Adjustment Disorder is an abnormal and excessive reaction to an identifiable life stressor. The reaction is severe compared with what would normally be expected, and can result in significant impairment in social, occupational or academic functioning. The response may be linked to a single event (a flood or fire, marriage, divorce, starting school, new job) or multiple events (marital problems or severe business difficulties). Stressors may be recurrent events (child witnessing parents constantly fighting, chemotherapy, financial difficulties) or continuous (living in a crime-ridden neighborhood).

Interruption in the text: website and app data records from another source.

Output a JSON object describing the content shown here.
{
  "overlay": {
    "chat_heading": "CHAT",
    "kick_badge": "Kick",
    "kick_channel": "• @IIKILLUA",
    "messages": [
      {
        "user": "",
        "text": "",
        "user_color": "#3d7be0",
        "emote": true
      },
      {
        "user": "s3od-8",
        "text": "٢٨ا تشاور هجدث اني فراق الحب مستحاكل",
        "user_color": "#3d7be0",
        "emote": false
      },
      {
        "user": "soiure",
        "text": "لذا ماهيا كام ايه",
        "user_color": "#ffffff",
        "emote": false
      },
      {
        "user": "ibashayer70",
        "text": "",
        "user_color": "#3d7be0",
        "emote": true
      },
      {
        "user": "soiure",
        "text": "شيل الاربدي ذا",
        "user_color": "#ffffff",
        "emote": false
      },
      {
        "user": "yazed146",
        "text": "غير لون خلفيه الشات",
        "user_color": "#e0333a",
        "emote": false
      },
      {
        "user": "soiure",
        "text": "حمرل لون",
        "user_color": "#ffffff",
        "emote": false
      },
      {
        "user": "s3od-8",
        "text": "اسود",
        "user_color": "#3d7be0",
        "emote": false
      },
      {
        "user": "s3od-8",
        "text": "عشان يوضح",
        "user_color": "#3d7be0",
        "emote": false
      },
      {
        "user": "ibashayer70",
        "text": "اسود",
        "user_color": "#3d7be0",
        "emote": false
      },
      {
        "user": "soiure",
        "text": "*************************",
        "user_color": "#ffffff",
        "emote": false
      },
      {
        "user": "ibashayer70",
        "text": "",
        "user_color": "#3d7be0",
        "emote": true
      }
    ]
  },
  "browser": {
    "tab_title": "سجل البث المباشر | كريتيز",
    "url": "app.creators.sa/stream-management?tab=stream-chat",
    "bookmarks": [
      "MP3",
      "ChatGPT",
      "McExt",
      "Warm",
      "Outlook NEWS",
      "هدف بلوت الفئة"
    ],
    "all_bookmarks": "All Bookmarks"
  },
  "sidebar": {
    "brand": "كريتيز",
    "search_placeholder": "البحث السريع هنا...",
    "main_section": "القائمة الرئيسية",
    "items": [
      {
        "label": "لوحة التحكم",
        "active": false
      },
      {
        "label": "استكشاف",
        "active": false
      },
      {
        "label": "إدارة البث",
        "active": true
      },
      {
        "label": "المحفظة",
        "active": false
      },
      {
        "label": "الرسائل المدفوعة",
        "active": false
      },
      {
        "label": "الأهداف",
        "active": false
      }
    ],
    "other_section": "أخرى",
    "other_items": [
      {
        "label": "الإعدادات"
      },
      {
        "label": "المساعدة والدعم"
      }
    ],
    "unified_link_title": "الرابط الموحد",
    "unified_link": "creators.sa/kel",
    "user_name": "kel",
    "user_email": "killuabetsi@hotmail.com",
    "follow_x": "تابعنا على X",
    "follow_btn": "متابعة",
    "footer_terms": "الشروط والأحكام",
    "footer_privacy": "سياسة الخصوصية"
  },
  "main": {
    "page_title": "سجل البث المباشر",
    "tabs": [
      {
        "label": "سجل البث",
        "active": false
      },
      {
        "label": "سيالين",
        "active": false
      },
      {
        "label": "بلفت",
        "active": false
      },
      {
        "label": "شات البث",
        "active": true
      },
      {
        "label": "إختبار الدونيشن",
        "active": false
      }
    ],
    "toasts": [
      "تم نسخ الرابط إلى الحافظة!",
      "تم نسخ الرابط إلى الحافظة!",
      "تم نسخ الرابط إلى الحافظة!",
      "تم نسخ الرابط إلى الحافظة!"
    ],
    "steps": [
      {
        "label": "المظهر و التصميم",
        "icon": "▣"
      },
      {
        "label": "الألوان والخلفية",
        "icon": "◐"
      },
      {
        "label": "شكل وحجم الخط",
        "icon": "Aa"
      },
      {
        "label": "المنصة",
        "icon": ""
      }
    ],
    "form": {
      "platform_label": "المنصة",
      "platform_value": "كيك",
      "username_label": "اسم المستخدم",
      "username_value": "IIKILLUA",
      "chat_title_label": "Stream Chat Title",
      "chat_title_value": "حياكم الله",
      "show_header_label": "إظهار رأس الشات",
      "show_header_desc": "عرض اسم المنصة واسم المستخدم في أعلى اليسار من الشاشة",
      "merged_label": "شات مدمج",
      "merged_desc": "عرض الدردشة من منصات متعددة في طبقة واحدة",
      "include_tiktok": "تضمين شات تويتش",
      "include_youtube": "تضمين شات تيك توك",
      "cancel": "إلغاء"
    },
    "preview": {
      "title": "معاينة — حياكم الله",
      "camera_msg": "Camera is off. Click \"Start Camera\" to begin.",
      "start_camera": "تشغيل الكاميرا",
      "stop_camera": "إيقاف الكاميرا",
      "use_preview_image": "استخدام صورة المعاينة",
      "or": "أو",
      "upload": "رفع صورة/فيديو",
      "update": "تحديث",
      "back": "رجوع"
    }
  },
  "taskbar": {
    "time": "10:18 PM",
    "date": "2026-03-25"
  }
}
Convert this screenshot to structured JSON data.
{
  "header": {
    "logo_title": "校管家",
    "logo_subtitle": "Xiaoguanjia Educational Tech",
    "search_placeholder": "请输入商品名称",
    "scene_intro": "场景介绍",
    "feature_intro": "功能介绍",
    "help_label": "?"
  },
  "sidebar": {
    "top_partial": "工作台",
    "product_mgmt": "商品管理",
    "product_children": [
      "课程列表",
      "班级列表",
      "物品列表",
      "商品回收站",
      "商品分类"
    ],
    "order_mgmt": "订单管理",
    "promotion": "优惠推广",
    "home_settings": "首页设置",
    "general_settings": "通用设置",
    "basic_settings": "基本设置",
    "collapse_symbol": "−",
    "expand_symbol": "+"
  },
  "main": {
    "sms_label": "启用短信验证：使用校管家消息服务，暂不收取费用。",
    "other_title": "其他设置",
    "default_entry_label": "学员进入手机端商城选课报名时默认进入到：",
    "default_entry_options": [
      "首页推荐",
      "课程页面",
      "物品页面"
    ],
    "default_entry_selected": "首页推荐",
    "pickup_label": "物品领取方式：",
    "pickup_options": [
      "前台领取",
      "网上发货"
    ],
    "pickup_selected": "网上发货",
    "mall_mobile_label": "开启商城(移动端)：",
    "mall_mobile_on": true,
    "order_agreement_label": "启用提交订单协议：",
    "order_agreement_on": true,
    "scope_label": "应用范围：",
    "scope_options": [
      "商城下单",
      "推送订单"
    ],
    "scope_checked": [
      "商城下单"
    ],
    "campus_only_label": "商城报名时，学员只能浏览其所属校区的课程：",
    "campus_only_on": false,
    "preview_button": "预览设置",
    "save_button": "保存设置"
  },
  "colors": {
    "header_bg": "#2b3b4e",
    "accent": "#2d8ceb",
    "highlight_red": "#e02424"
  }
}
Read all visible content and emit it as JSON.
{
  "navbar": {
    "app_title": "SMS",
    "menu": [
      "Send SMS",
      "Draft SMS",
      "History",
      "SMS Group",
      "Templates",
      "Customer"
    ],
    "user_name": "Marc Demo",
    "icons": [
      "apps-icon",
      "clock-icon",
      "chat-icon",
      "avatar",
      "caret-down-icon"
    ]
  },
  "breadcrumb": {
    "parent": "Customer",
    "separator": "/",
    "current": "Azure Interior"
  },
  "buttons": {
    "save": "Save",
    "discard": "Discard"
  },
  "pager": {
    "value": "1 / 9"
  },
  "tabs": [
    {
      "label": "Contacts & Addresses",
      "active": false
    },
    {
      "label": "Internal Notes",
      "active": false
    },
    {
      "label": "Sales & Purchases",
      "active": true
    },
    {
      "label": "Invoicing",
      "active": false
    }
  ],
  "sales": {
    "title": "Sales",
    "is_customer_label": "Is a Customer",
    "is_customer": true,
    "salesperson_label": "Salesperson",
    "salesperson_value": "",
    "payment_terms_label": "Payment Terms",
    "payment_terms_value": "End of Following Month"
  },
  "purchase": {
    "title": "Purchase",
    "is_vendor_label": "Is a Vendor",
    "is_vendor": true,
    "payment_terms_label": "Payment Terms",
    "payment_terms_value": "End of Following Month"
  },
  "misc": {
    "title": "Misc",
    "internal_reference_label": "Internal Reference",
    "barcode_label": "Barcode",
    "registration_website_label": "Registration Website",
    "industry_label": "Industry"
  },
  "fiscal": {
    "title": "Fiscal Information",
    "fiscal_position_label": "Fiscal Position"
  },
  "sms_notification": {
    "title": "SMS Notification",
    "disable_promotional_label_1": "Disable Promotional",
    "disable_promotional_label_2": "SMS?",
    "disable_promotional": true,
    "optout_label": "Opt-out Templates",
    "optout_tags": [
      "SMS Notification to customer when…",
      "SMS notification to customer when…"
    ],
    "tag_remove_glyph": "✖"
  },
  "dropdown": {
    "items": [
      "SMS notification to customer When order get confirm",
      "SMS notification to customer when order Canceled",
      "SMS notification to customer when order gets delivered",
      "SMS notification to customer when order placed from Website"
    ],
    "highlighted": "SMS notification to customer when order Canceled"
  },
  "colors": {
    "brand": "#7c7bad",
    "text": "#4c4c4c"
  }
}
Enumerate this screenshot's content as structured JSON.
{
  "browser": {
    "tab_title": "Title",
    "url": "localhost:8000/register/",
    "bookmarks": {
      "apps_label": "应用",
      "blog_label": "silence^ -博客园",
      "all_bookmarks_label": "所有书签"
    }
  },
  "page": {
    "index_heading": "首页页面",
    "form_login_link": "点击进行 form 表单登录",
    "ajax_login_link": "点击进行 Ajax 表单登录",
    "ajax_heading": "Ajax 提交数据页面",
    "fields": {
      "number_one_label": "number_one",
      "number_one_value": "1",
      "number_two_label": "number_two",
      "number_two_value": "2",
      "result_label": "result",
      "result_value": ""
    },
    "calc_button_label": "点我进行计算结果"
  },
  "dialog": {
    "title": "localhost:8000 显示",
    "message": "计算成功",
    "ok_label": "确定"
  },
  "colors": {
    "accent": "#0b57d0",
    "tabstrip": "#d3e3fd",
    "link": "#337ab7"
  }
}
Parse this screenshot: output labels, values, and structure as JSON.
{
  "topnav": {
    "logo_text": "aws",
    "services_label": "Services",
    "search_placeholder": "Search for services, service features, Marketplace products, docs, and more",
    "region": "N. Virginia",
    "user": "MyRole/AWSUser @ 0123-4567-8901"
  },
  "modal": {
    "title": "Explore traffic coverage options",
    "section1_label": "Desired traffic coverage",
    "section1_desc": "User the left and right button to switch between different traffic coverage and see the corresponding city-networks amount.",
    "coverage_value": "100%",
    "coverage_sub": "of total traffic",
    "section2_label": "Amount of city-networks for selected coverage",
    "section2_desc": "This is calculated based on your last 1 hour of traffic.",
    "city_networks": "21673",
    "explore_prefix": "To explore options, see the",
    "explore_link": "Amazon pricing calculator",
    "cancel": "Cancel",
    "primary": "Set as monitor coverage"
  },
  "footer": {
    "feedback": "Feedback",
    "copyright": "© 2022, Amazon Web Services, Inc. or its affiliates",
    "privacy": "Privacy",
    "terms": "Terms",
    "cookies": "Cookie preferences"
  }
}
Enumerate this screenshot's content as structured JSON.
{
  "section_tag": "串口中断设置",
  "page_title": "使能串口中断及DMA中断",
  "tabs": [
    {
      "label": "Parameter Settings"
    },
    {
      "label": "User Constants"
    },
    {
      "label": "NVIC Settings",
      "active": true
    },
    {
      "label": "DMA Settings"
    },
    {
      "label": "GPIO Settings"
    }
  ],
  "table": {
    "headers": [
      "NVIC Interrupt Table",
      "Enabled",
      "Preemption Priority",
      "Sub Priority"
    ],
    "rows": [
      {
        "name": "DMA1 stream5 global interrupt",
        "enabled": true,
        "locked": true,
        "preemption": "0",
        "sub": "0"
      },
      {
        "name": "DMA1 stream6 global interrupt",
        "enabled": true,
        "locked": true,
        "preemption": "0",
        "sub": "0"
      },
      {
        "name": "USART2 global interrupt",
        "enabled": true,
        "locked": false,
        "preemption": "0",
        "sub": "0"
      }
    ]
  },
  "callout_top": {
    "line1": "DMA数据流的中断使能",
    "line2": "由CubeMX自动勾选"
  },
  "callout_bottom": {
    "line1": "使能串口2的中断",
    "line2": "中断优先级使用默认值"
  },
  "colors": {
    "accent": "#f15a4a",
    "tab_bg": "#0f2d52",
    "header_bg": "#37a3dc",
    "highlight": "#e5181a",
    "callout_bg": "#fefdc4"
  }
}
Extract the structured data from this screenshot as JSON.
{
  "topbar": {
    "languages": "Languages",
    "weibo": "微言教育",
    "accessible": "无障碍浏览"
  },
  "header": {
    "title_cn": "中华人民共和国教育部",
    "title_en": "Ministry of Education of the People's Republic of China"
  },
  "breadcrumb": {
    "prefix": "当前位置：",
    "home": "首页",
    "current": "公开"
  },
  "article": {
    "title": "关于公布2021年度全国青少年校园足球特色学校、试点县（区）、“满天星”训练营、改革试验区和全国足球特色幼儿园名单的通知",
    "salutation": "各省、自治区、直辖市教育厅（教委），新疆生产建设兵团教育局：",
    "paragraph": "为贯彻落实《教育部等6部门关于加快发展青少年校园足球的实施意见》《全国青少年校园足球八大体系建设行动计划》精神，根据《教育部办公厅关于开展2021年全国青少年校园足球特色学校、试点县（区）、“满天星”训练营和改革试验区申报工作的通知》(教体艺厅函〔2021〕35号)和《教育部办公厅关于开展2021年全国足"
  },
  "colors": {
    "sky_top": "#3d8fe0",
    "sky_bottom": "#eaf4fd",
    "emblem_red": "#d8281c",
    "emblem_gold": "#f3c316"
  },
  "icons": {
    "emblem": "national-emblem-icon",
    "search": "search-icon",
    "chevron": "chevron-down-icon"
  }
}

Adjustment Disorder often occurs with one of the following: depressed mood (patient is tearful, sad, hopeless); anxiety (patient is nervous, fearful, worried); mixed anxiety and depressed mood; disturbance of conduct in which the patient violates rights of others or major age-appropriate societal norms or rules (e.g. truancy, vandalism, reckless driving or fighting); mixed disturbance of emotions and conduct; maladaptive reactions (problems related to job or school, physical complaints, social isolation). Adjustment disorders are associated with higher risk of suicide and suicidal behavior; substance abuse; prolonging of other medical disorders or interference with their treatment. Adjustment disorder that persists may progress to become a more serious mental disorder (major depressive disorder).
Impaired occupational/social functioning
Trembling or twitching
Physical complaints (e.g. general aches and pains, stomachache, headache, chest pain)
Anxiety, worry, stress and tension
Note: Symptoms may vary widely. The person may or may not be aware of the stressor causing the disturbance.
Diagnosis depends on the following:
The reaction clearly follows a life stressor. Within three months of stressor onset, emotional and behavioral symptoms develop in response to stressor
Symptoms seem excessive compared to what would normally be expected in relation to stressor and/or, symptoms significantly impair occupational, school or social functioning
Symptoms are not explained by another diagnosis
Symptoms are not part of bereavement
Symptoms do not last longer than six months after end of stressor
The diagnosis may be acute (symptoms last less than six months) or chronic (symptoms last six months or longer as when stressors are chronic or have lasting effects)
The cause is a life stressor. Adults usually develop adjustment disorders to stressors related to marital discord, finances, or work. In adolescents, common stressors include school problems, family or parents' marital problems, or sexuality issues. Other types of stressors include death of a loved one, life changes, unexpected catastrophes, medical conditions such as cancer and subsequent treatments.
There is no way to predict which people are likely to develop adjustment disorder, given the same stressor. Factors that influence how well a person reacts to stress may include economic conditions, availability of social supports, and occupational and recreational opportunities. Intrapersonal susceptibility to stress may include such factors as social skills, intelligence, genetics and coping strategies.
The primary goal of treatment is to relieve symptoms and help the person achieve a level of functioning comparable to that before the stressful event. Most mental health professionals recommend a form of psychosocial treatment for this disorder. Treatments include individual psychotherapy, family therapy, behavior therapy and self-help groups. Realistic short-term goals should be made at the start of therapy, as the course of adjustment disorder is short-term in nature. Goals of therapy will often center around social supports available to the individual in his or her life in the form of family, friends and community. The individual's coping and problem solving skills will be explored and developed. Relaxation techniques might be explored to help the individual deal with feelings of stress. More specific goals of treatment will include eliciting the patient's concern and helping the individual understand his or her role in the stressors; reviewing and reinforcing positive steps the patient has taken to deal with the stress; teaching ways to cope or avoid stressors in the future; helping the individual to place stressors in perspective with relation to overall life; helping the individual to understand his reaction to the stressors; and helping the individual view stressors as chance for positive change or improvement.
Family therapy as well as effective communication and coping-with-stress skills may be recommended for cases in which the patient is younger (child, adolescent). When medications are used, it is in addition to psychosocial treatment. Prescription medication may be helpful in easing the depression or the anxiety associated with adjustment disorder. However, treatment of adjustment disorders usually excludes use of medication.